MISTEAKS
MISTAKES IN
USING STATISTICS: Spotting and Avoiding Them

Introduction
Types of Mistakes
Suggestions
Resources
Table of Contents
About

# Summary Statistics for
Distributions with Large Variability

A
measure of center (such as the mean or median) of a random variable
gives limited information if the variability of the distribution is
large. So in most cases, we need some measure of variability as well as
a measure of center.

The standard deviation is one measure of variability that is commonly
used. It is especially appropriate for normal or near-normal
distributions, but less helpful for skewed
distributions.

Confidence intervals are another way of summarizing variability. The
endpoints of, say, a 95% confidence interval for a mean are
summary statistics. ^{1, 2}
However, they are summary statistics that give information about the
variability of the sampling
distribution
of the mean of the original distribution, not about the original
distribution itself.

Notes

1.
This uses the word "statistic" in the technical sense of "something
calculated by a specific rule from data." The left and right endpoints
of a 95% confidence interval satisfy this definition. Many (but not
all) statistics are estimates of parameters.
(A
parameter is
a number which depends on the distribution (the random variable)
itself, but does not depend on the data.) For
example, the (sample) mean of a random sample of data from a
distribution is an estimate for the (population) mean (also known as
expected value, or expectation) of the distribution.
Similarly, the sample median is an estimate of the population median;
the sample standard deviation is an estimate of the population standard
deviation; etc. The endpoints of confidence intervals are unusual in
that they do not estimate parameters.

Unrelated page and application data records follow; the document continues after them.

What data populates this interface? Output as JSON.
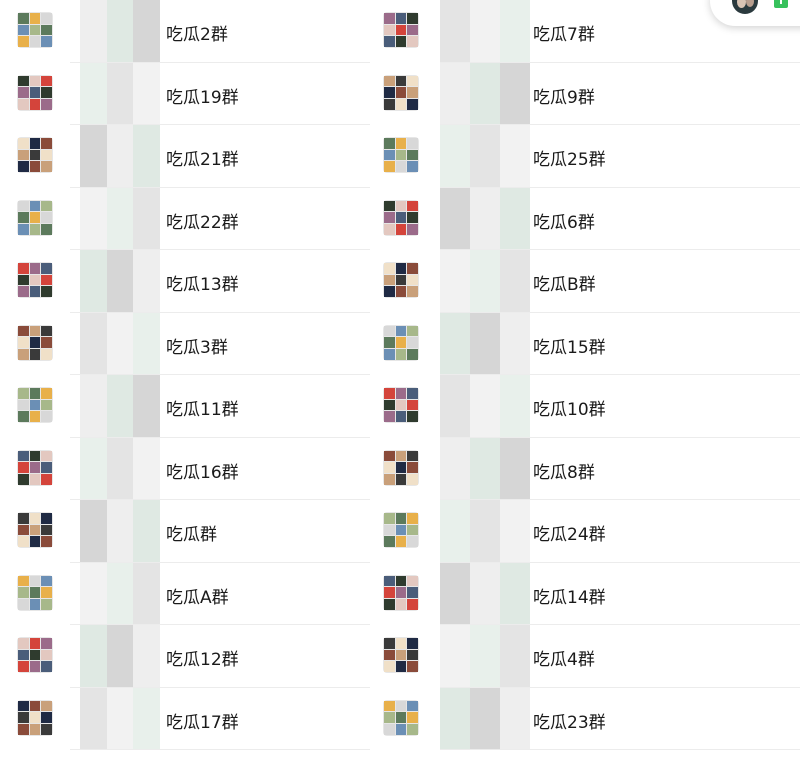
{
  "groups_left": [
    {
      "name": "吃瓜2群"
    },
    {
      "name": "吃瓜19群"
    },
    {
      "name": "吃瓜21群"
    },
    {
      "name": "吃瓜22群"
    },
    {
      "name": "吃瓜13群"
    },
    {
      "name": "吃瓜3群"
    },
    {
      "name": "吃瓜11群"
    },
    {
      "name": "吃瓜16群"
    },
    {
      "name": "吃瓜群"
    },
    {
      "name": "吃瓜A群"
    },
    {
      "name": "吃瓜12群"
    },
    {
      "name": "吃瓜17群"
    }
  ],
  "groups_right": [
    {
      "name": "吃瓜7群"
    },
    {
      "name": "吃瓜9群"
    },
    {
      "name": "吃瓜25群"
    },
    {
      "name": "吃瓜6群"
    },
    {
      "name": "吃瓜B群"
    },
    {
      "name": "吃瓜15群"
    },
    {
      "name": "吃瓜10群"
    },
    {
      "name": "吃瓜8群"
    },
    {
      "name": "吃瓜24群"
    },
    {
      "name": "吃瓜14群"
    },
    {
      "name": "吃瓜4群"
    },
    {
      "name": "吃瓜23群"
    }
  ],
  "avatar_palette": [
    "#4a5d7a",
    "#8a4b3a",
    "#d8d8d8",
    "#2f3b2e",
    "#c9a07a",
    "#6b8fb5",
    "#e3c8c0",
    "#3a3a3a",
    "#a7b88a",
    "#d4443b",
    "#f0e0c8",
    "#5c7a5c",
    "#9b6b8a",
    "#1f2a44",
    "#e8b04a"
  ],
  "blur_palette": [
    "#e4e4e4",
    "#dfe9e3",
    "#f2f2f2",
    "#d6d6d6",
    "#e8f0eb",
    "#eeeeee"
  ],
  "floating_badge": {
    "color": "#37c15c"
  }
}
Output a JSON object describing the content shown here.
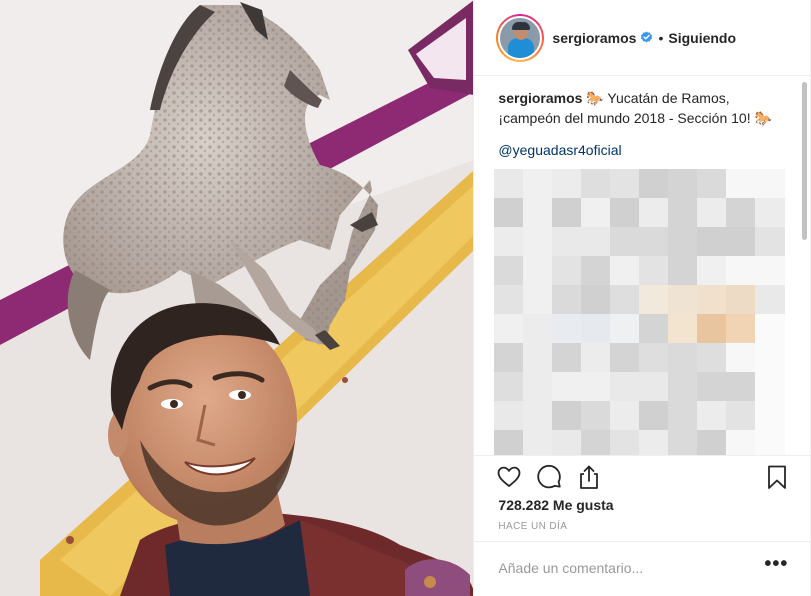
{
  "header": {
    "username": "sergioramos",
    "separator": "•",
    "follow_state": "Siguiendo"
  },
  "caption": {
    "username": "sergioramos",
    "text_part1": "🐎 Yucatán de Ramos, ¡campeón del mundo 2018 - Sección 10! 🐎",
    "mention": "@yeguadasr4oficial"
  },
  "stats": {
    "likes": "728.282 Me gusta",
    "timestamp": "HACE UN DÍA"
  },
  "comment": {
    "placeholder": "Añade un comentario...",
    "more": "•••"
  },
  "colors": {
    "text": "#262626",
    "link": "#003569",
    "muted": "#999999",
    "verified_blue": "#3897f0",
    "border": "#efefef"
  },
  "icons": {
    "verified": "verified-badge-icon",
    "like": "heart-icon",
    "comment": "comment-bubble-icon",
    "share": "share-icon",
    "save": "bookmark-icon",
    "more": "more-options-icon"
  }
}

2.
The left and right endpoints of a 90% confidence interval for the mean
would be different statistics from the endpoints of a 95% confidence
interval for the mean.